Foster remains in mint form
Glamorgan 244 (Bragg 93, Cooke 68, Topley 6-41) and 0 for 0 trail Essex 280 (Foster 86, Pettini 51, Hogan 3-76, Wagg 3-59) by 36 runs
An abrupt swing in momentum manufactured by an innings, dare it be suggested, of international quality, from James Foster might just prove to be the decisive juncture in an otherwise tight contest as Essex and Glamorgan have fought for supremacy.
As Essex lost three for 14 after tea - slipping to 198 for 8 - they faced the proposition of surrendering a first innings deficit on the back of a limp batting performance. But, just as Glamorgan had done in the afternoon session, the home side managed to wrestle back the ascendancy through the efforts of a man who must regard his renewed mentions as a potential England wicketkeeper somewhat wryly.
That Essex found themselves with a slight advantage at the close of the second day was down to their captain. As the majority of his teammates struggled to negate a slow surface and Glamorgan's nagging attack, Foster exhibited all the qualities that have seen him talked about once more as a potential England call-up.
While his expertise behind the stumps renders such theories wholly justifiable, his batting has got better with age. Having taken a dozen deliveries to get off the mark and further time to become fully acquainted with conditions, he quickened his tempo exquisitely. Alongside Mark Pettini, the pair halted Glamorgan's post-lunch charge with a steady, if unspectacular, partnership. But when Pettini fell shortly after a half-century of his own, Foster was in danger of becoming stranded at the other end.
At that juncture, he broke the shackles and flaunted his vast array of shots.

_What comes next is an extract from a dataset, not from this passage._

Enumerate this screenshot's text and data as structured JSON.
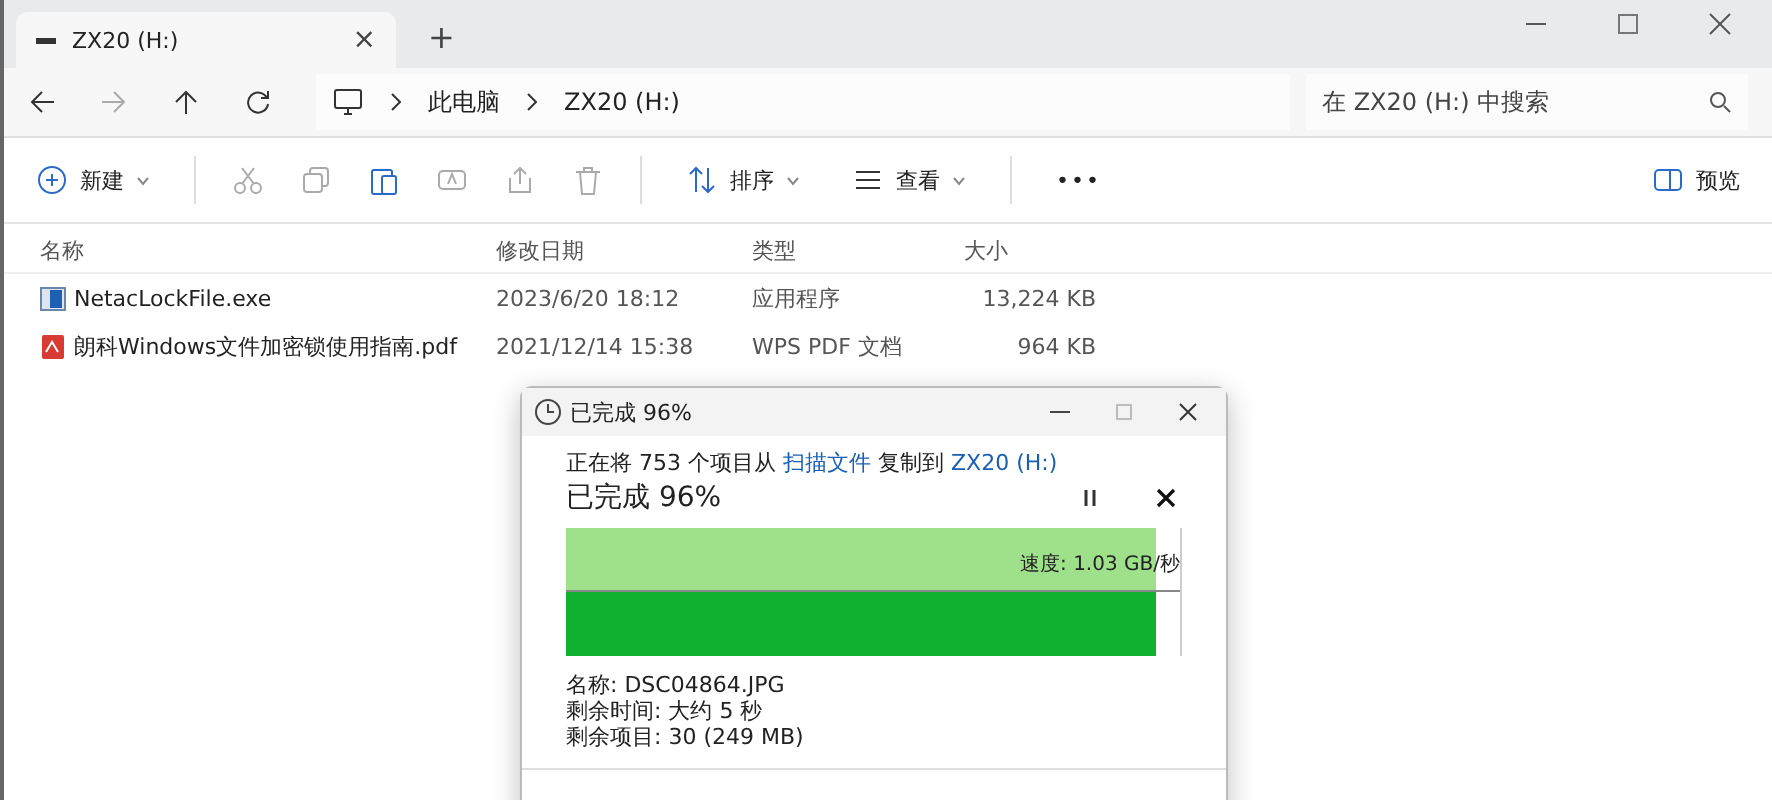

He brought up his fifty with a picture-perfect inside-out shot over extra cover and with Reece Topley battling in nothing-gets-past-me mode at the other end, the pair put on 63 for the ninth wicket which saw Essex surpass Glamorgan's first innings total of 244.
That Foster received a standing ovation from the Chelmsford faithful having attempted to hook Michael Hogan to the leg side boundary - falling fourteen runs short of a century - underlined the worth of an innings that broke the back of Glamorgan's own assault.
Had it not been for Foster's exploits, the situation could have been a whole lot different. Having learnt the lessons from a morning session during which Jesse Ryder briefly entertained with a typically aggressive cameo, Glamorgan successfully altered their line and length in conditions that aided the seamers.
Hogan produced a near unplayable delivery - one that pitched on leg, seamed and clipped the top off Ryder's off stump - after Graham Wagg had rearranged Greg Smith's furniture from around the wicket.
As Monty Panesar watched proceedings from the pavilion, despite reports he was to play for the 2nd XI today, a fellow left-arm tweaker would have given him plenty of food for thought. Dean Cosker extracted turn and bounce from Wagg's foot holes at the Hays Close End and was threatening throughout in a spell that had Pettini caught at leg slip and Tom Craddock lbw second ball. That, however, only brought Topley and Foster together to form an unlikely alliance.
With a variable forecast for the final two days, the outcome of this game may yet be decided by the weather but in Foster, the Chelmsford crowd have a messiah of their own.